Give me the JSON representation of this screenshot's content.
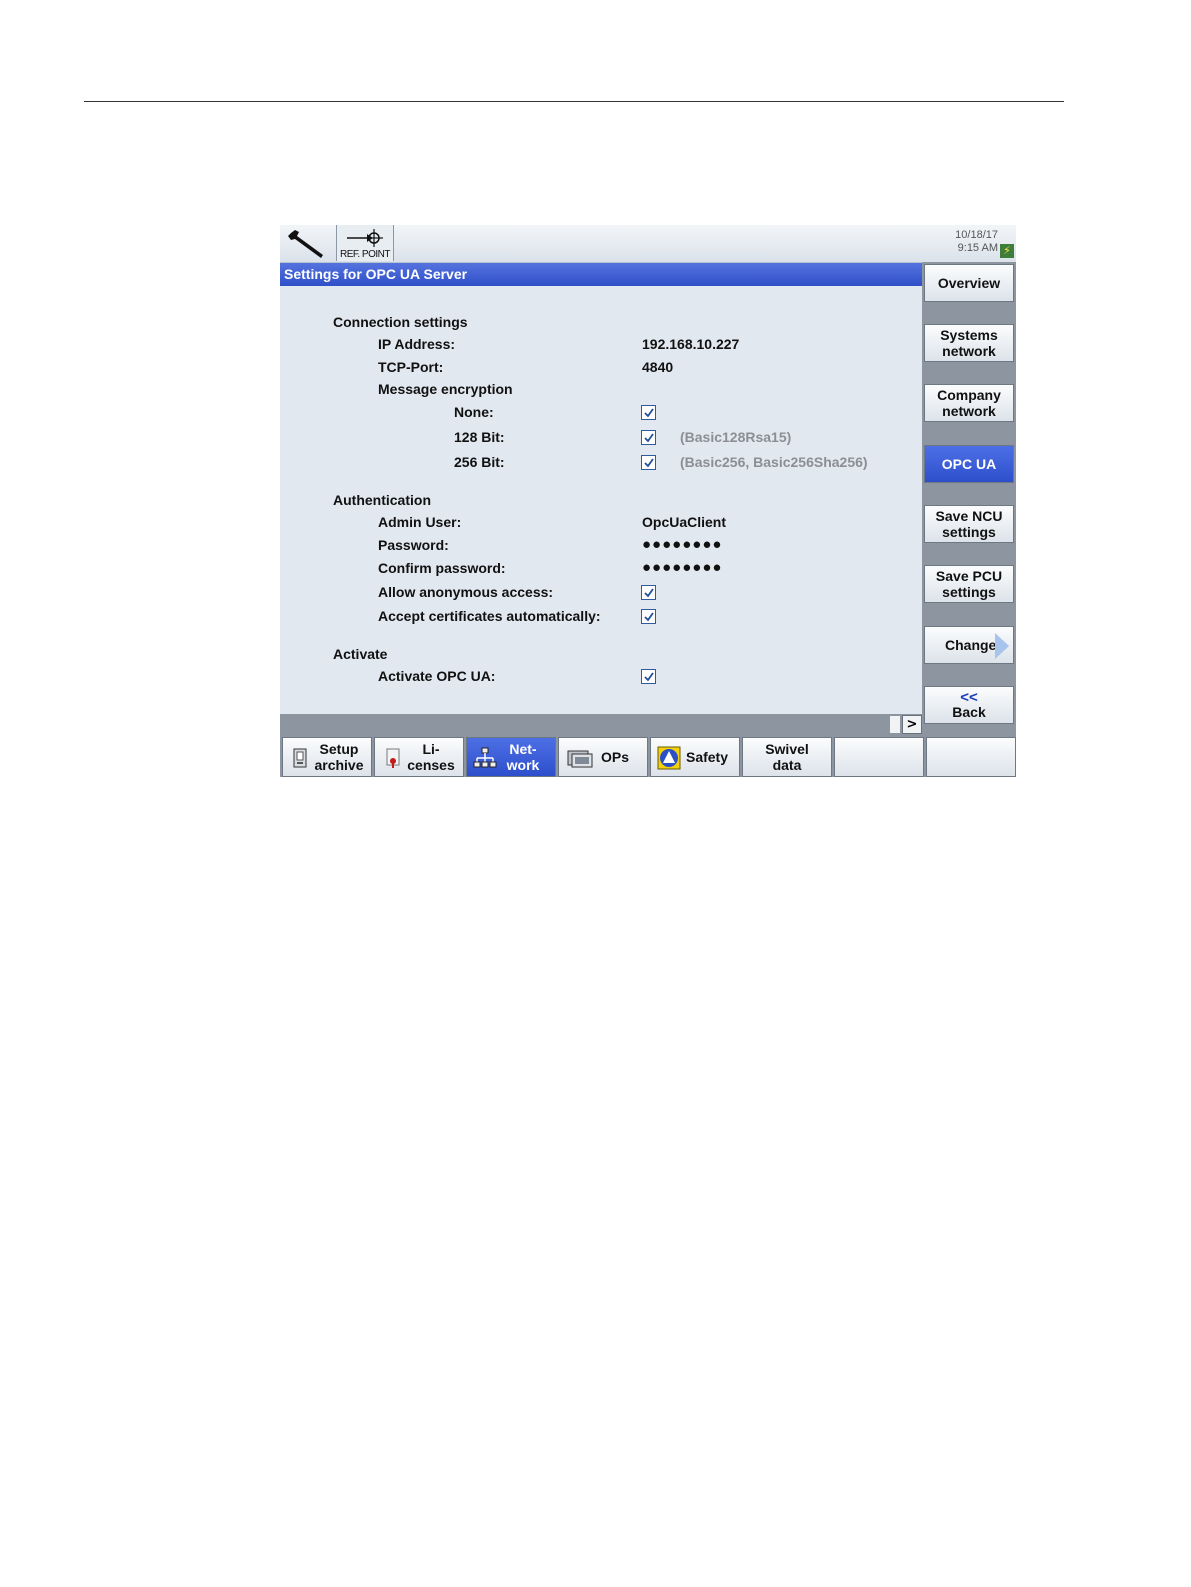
{
  "topbar": {
    "ref_label": "REF. POINT",
    "date": "10/18/17",
    "time": "9:15 AM"
  },
  "title": "Settings for OPC UA Server",
  "connection": {
    "heading": "Connection settings",
    "ip_label": "IP Address:",
    "ip_value": "192.168.10.227",
    "port_label": "TCP-Port:",
    "port_value": "4840",
    "encryption_heading": "Message encryption",
    "none_label": "None:",
    "bit128_label": "128 Bit:",
    "bit128_note": "(Basic128Rsa15)",
    "bit256_label": "256 Bit:",
    "bit256_note": "(Basic256, Basic256Sha256)"
  },
  "authentication": {
    "heading": "Authentication",
    "admin_label": "Admin User:",
    "admin_value": "OpcUaClient",
    "password_label": "Password:",
    "password_value": "●●●●●●●●",
    "confirm_label": "Confirm password:",
    "confirm_value": "●●●●●●●●",
    "anonymous_label": "Allow anonymous access:",
    "certificates_label": "Accept certificates automatically:"
  },
  "activate": {
    "heading": "Activate",
    "activate_label": "Activate OPC UA:"
  },
  "checkboxes": {
    "none": true,
    "bit128": true,
    "bit256": true,
    "anonymous": true,
    "certificates": true,
    "activate": true
  },
  "scroll_arrow": ">",
  "vertical_softkeys": {
    "overview": "Overview",
    "systems_1": "Systems",
    "systems_2": "network",
    "company_1": "Company",
    "company_2": "network",
    "opcua": "OPC UA",
    "ncu_1": "Save NCU",
    "ncu_2": "settings",
    "pcu_1": "Save PCU",
    "pcu_2": "settings",
    "change": "Change",
    "back_chevron": "<<",
    "back": "Back"
  },
  "horizontal_softkeys": {
    "setup_1": "Setup",
    "setup_2": "archive",
    "licenses_1": "Li-",
    "licenses_2": "censes",
    "network_1": "Net-",
    "network_2": "work",
    "ops": "OPs",
    "safety": "Safety",
    "swivel_1": "Swivel",
    "swivel_2": "data"
  },
  "colors": {
    "title_bar": "#2f4fc9",
    "active_softkey": "#3a5bd8",
    "background": "#e2e8ef"
  }
}
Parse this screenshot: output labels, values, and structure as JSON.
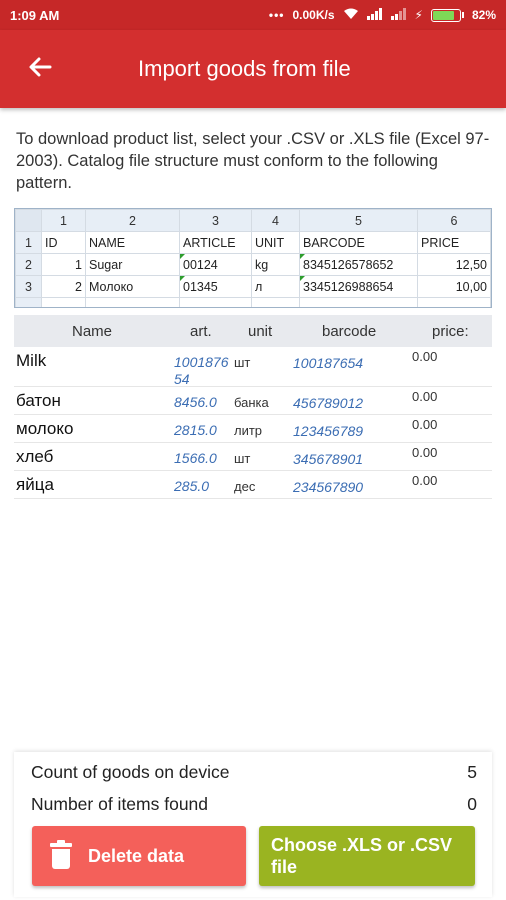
{
  "status": {
    "time": "1:09 AM",
    "network": "0.00K/s",
    "battery_text": "82%",
    "battery_level": 0.82
  },
  "appbar": {
    "title": "Import goods from file"
  },
  "intro": "To download product list, select your .CSV or .XLS file (Excel 97-2003). Catalog file structure must conform to the following pattern.",
  "sheet": {
    "col_numbers": [
      "1",
      "2",
      "3",
      "4",
      "5",
      "6"
    ],
    "rows": [
      {
        "num": "1",
        "cells": [
          "ID",
          "NAME",
          "ARTICLE",
          "UNIT",
          "BARCODE",
          "PRICE"
        ]
      },
      {
        "num": "2",
        "cells": [
          "1",
          "Sugar",
          "00124",
          "kg",
          "8345126578652",
          "12,50"
        ]
      },
      {
        "num": "3",
        "cells": [
          "2",
          "Молоко",
          "01345",
          "л",
          "3345126988654",
          "10,00"
        ]
      }
    ]
  },
  "goods_table": {
    "headers": {
      "name": "Name",
      "art": "art.",
      "unit": "unit",
      "barcode": "barcode",
      "price": "price:"
    },
    "rows": [
      {
        "name": "Milk",
        "art": "100187654",
        "unit": "шт",
        "barcode": "100187654",
        "price": "0.00"
      },
      {
        "name": "батон",
        "art": "8456.0",
        "unit": "банка",
        "barcode": "456789012",
        "price": "0.00"
      },
      {
        "name": "молоко",
        "art": "2815.0",
        "unit": "литр",
        "barcode": "123456789",
        "price": "0.00"
      },
      {
        "name": "хлеб",
        "art": "1566.0",
        "unit": "шт",
        "barcode": "345678901",
        "price": "0.00"
      },
      {
        "name": "яйца",
        "art": "285.0",
        "unit": "дес",
        "barcode": "234567890",
        "price": "0.00"
      }
    ]
  },
  "footer": {
    "count_label": "Count of goods on device",
    "count_value": "5",
    "found_label": "Number of items found",
    "found_value": "0",
    "delete_label": "Delete data",
    "choose_label": "Choose .XLS or .CSV file"
  },
  "colors": {
    "primary": "#d32f2f",
    "statusbar": "#c62828",
    "delete": "#f4605a",
    "choose": "#9ab421",
    "link_blue": "#3b6db3"
  },
  "icons": {
    "back": "arrow-left-icon",
    "delete": "trash-icon"
  }
}
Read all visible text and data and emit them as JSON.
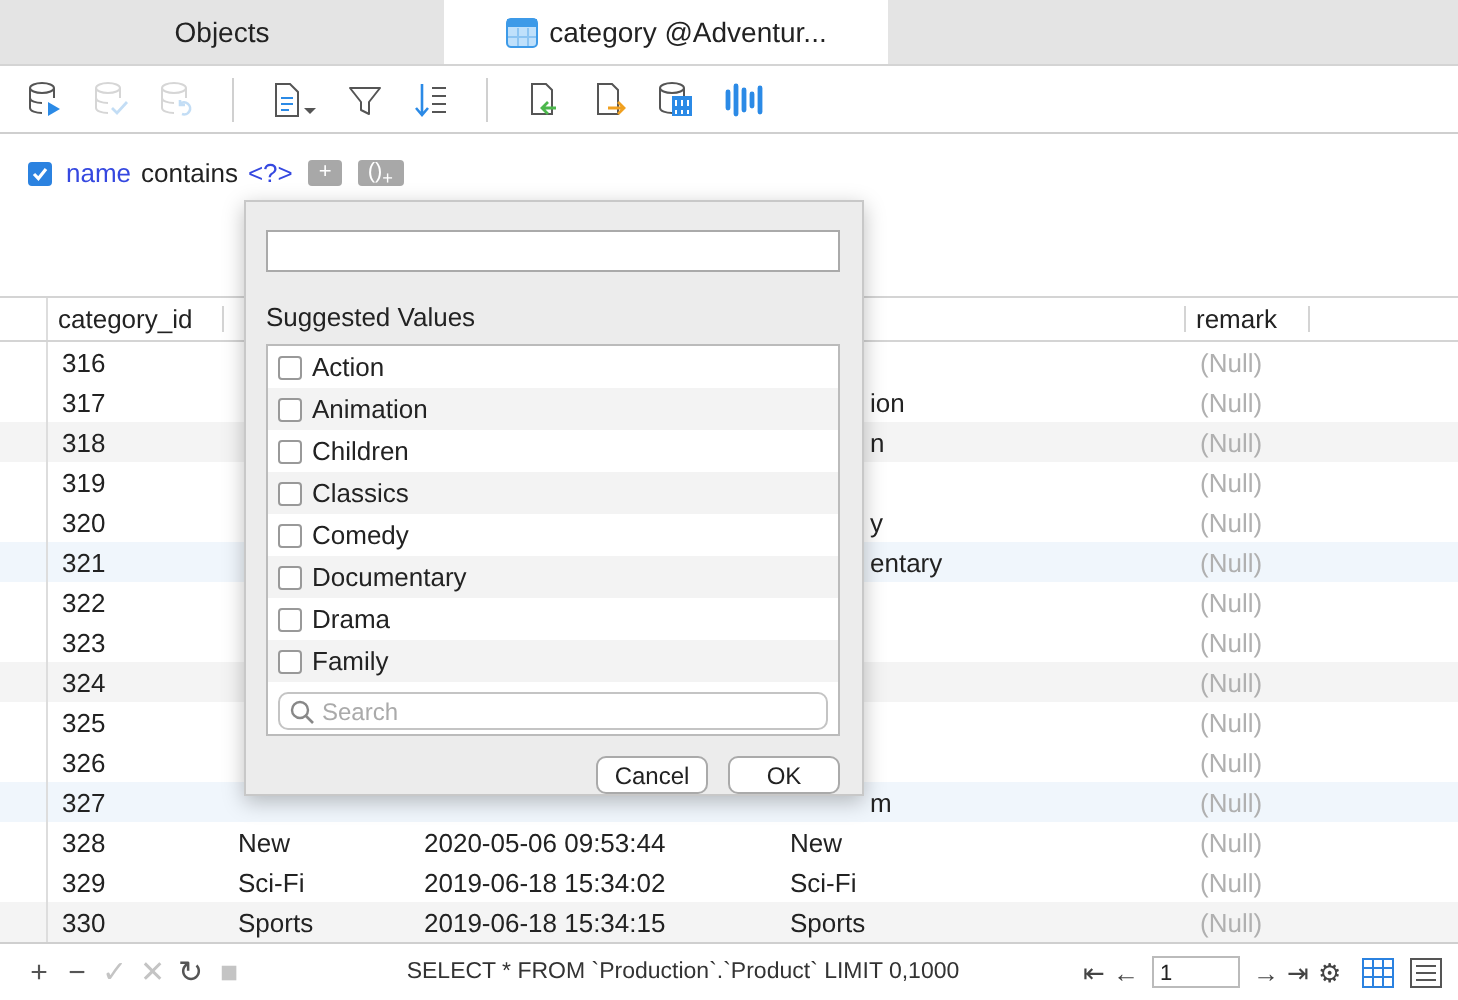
{
  "tabs": [
    {
      "label": "Objects",
      "selected": false,
      "icon": false
    },
    {
      "label": "category @Adventur...",
      "selected": true,
      "icon": true
    }
  ],
  "toolbar": [
    {
      "kind": "db-run",
      "disabled": false
    },
    {
      "kind": "db-check",
      "disabled": true
    },
    {
      "kind": "db-undo",
      "disabled": true
    },
    {
      "kind": "sep"
    },
    {
      "kind": "doc",
      "disabled": false
    },
    {
      "kind": "filter",
      "disabled": false
    },
    {
      "kind": "sort",
      "disabled": false
    },
    {
      "kind": "sep"
    },
    {
      "kind": "import",
      "disabled": false
    },
    {
      "kind": "export",
      "disabled": false
    },
    {
      "kind": "db-data",
      "disabled": false
    },
    {
      "kind": "chart",
      "disabled": false
    }
  ],
  "filter": {
    "checked": true,
    "field": "name",
    "operator": "contains",
    "value": "<?>",
    "buttons": [
      "+",
      "()$_{+}$"
    ]
  },
  "table": {
    "columns": [
      "category_id",
      null,
      null,
      null,
      "remark"
    ],
    "rows": [
      {
        "kind": "plain",
        "cells": [
          "316",
          null,
          null,
          null,
          "(Null)"
        ]
      },
      {
        "kind": "plain",
        "cells": [
          "317",
          null,
          null,
          "ion",
          "(Null)"
        ]
      },
      {
        "kind": "striped",
        "cells": [
          "318",
          null,
          null,
          "n",
          "(Null)"
        ]
      },
      {
        "kind": "plain",
        "cells": [
          "319",
          null,
          null,
          null,
          "(Null)"
        ]
      },
      {
        "kind": "plain",
        "cells": [
          "320",
          null,
          null,
          "y",
          "(Null)"
        ]
      },
      {
        "kind": "highlighted",
        "cells": [
          "321",
          null,
          null,
          "entary",
          "(Null)"
        ]
      },
      {
        "kind": "plain",
        "cells": [
          "322",
          null,
          null,
          null,
          "(Null)"
        ]
      },
      {
        "kind": "plain",
        "cells": [
          "323",
          null,
          null,
          null,
          "(Null)"
        ]
      },
      {
        "kind": "striped",
        "cells": [
          "324",
          null,
          null,
          null,
          "(Null)"
        ]
      },
      {
        "kind": "plain",
        "cells": [
          "325",
          null,
          null,
          null,
          "(Null)"
        ]
      },
      {
        "kind": "plain",
        "cells": [
          "326",
          null,
          null,
          null,
          "(Null)"
        ]
      },
      {
        "kind": "highlighted",
        "cells": [
          "327",
          null,
          null,
          "m",
          "(Null)"
        ]
      },
      {
        "kind": "plain",
        "cells": [
          "328",
          "New",
          "2020-05-06 09:53:44",
          "New",
          "(Null)"
        ]
      },
      {
        "kind": "plain",
        "cells": [
          "329",
          "Sci-Fi",
          "2019-06-18 15:34:02",
          "Sci-Fi",
          "(Null)"
        ]
      },
      {
        "kind": "striped",
        "cells": [
          "330",
          "Sports",
          "2019-06-18 15:34:15",
          "Sports",
          "(Null)"
        ]
      }
    ]
  },
  "popup": {
    "heading": "Suggested Values",
    "search": {
      "placeholder": "Search"
    },
    "values": [
      {
        "label": "Action",
        "checked": false
      },
      {
        "label": "Animation",
        "checked": false
      },
      {
        "label": "Children",
        "checked": false
      },
      {
        "label": "Classics",
        "checked": false
      },
      {
        "label": "Comedy",
        "checked": false
      },
      {
        "label": "Documentary",
        "checked": false
      },
      {
        "label": "Drama",
        "checked": false
      },
      {
        "label": "Family",
        "checked": false
      }
    ],
    "buttons": [
      "Cancel",
      "OK"
    ]
  },
  "status_bar": {
    "actions": [
      {
        "label": "+",
        "disabled": false
      },
      {
        "label": "−",
        "disabled": false
      },
      {
        "label": "✓",
        "disabled": true
      },
      {
        "label": "✕",
        "disabled": true
      },
      {
        "label": "↻",
        "disabled": false
      },
      {
        "label": "■",
        "disabled": true
      }
    ],
    "query": "SELECT * FROM `Production`.`Product` LIMIT 0,1000",
    "nav_left": [
      "⇤",
      "←"
    ],
    "page": "1",
    "nav_right": [
      "→",
      "⇥",
      "⚙"
    ],
    "views": [
      {
        "kind": "grid",
        "selected": true
      },
      {
        "kind": "form",
        "selected": false
      }
    ]
  }
}
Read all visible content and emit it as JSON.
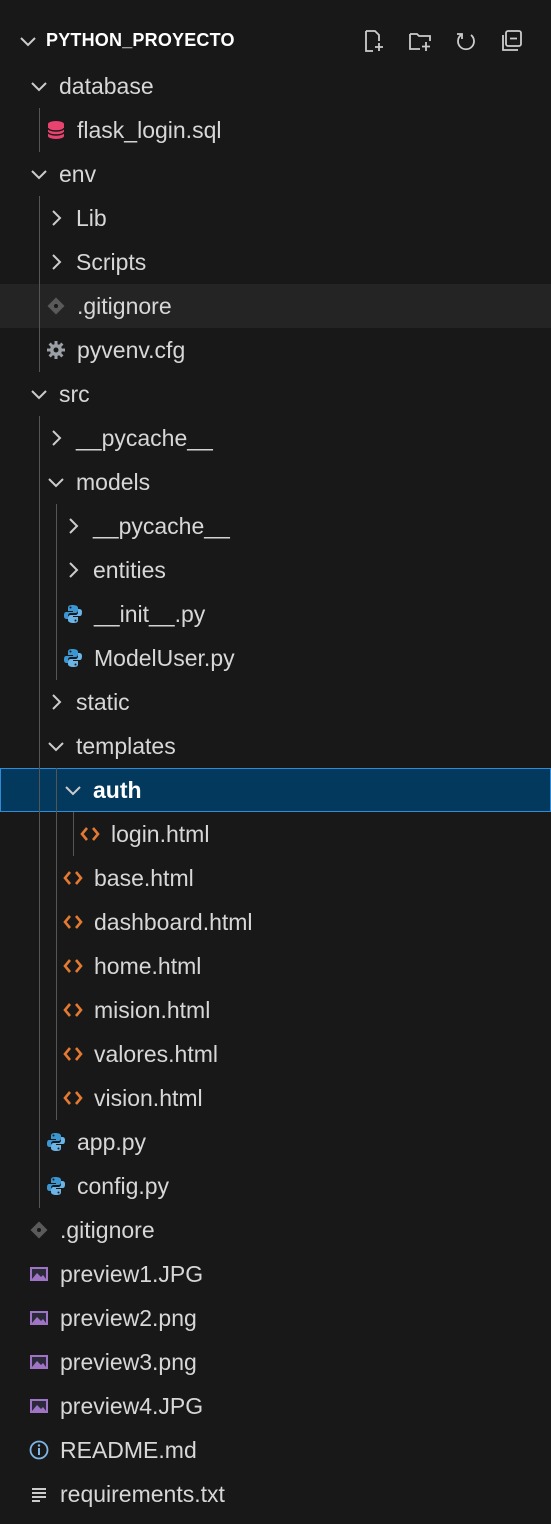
{
  "explorer": {
    "title": "PYTHON_PROYECTO",
    "actions": [
      {
        "icon": "new-file-icon"
      },
      {
        "icon": "new-folder-icon"
      },
      {
        "icon": "refresh-icon"
      },
      {
        "icon": "collapse-all-icon"
      }
    ]
  },
  "colors": {
    "background": "#181818",
    "selected_bg": "#04395e",
    "selected_border": "#2f8bd8",
    "html_icon": "#e37933",
    "python_icon": "#3b97d3",
    "sql_icon": "#e8426f",
    "image_icon": "#a074c4",
    "info_icon": "#7fb6e6"
  },
  "tree": [
    {
      "label": "database",
      "type": "folder",
      "expanded": true,
      "depth": 1
    },
    {
      "label": "flask_login.sql",
      "type": "sql",
      "depth": 2
    },
    {
      "label": "env",
      "type": "folder",
      "expanded": true,
      "depth": 1
    },
    {
      "label": "Lib",
      "type": "folder",
      "expanded": false,
      "depth": 2
    },
    {
      "label": "Scripts",
      "type": "folder",
      "expanded": false,
      "depth": 2
    },
    {
      "label": ".gitignore",
      "type": "gitignore",
      "depth": 2,
      "state": "hover"
    },
    {
      "label": "pyvenv.cfg",
      "type": "cfg",
      "depth": 2
    },
    {
      "label": "src",
      "type": "folder",
      "expanded": true,
      "depth": 1
    },
    {
      "label": "__pycache__",
      "type": "folder",
      "expanded": false,
      "depth": 2
    },
    {
      "label": "models",
      "type": "folder",
      "expanded": true,
      "depth": 2
    },
    {
      "label": "__pycache__",
      "type": "folder",
      "expanded": false,
      "depth": 3
    },
    {
      "label": "entities",
      "type": "folder",
      "expanded": false,
      "depth": 3
    },
    {
      "label": "__init__.py",
      "type": "python",
      "depth": 3
    },
    {
      "label": "ModelUser.py",
      "type": "python",
      "depth": 3
    },
    {
      "label": "static",
      "type": "folder",
      "expanded": false,
      "depth": 2
    },
    {
      "label": "templates",
      "type": "folder",
      "expanded": true,
      "depth": 2
    },
    {
      "label": "auth",
      "type": "folder",
      "expanded": true,
      "depth": 3,
      "state": "selected"
    },
    {
      "label": "login.html",
      "type": "html",
      "depth": 4
    },
    {
      "label": "base.html",
      "type": "html",
      "depth": 3
    },
    {
      "label": "dashboard.html",
      "type": "html",
      "depth": 3
    },
    {
      "label": "home.html",
      "type": "html",
      "depth": 3
    },
    {
      "label": "mision.html",
      "type": "html",
      "depth": 3
    },
    {
      "label": "valores.html",
      "type": "html",
      "depth": 3
    },
    {
      "label": "vision.html",
      "type": "html",
      "depth": 3
    },
    {
      "label": "app.py",
      "type": "python",
      "depth": 2
    },
    {
      "label": "config.py",
      "type": "python",
      "depth": 2
    },
    {
      "label": ".gitignore",
      "type": "gitignore",
      "depth": 1
    },
    {
      "label": "preview1.JPG",
      "type": "image",
      "depth": 1
    },
    {
      "label": "preview2.png",
      "type": "image",
      "depth": 1
    },
    {
      "label": "preview3.png",
      "type": "image",
      "depth": 1
    },
    {
      "label": "preview4.JPG",
      "type": "image",
      "depth": 1
    },
    {
      "label": "README.md",
      "type": "info",
      "depth": 1
    },
    {
      "label": "requirements.txt",
      "type": "text",
      "depth": 1
    }
  ]
}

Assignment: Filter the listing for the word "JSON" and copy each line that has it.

Output:
Give me the JSON representation of this screenshot's content.
Parse this screenshot: output labels, values, and structure as JSON.
Read all visible text and data and emit them as JSON.
Read all visible content and emit it as JSON.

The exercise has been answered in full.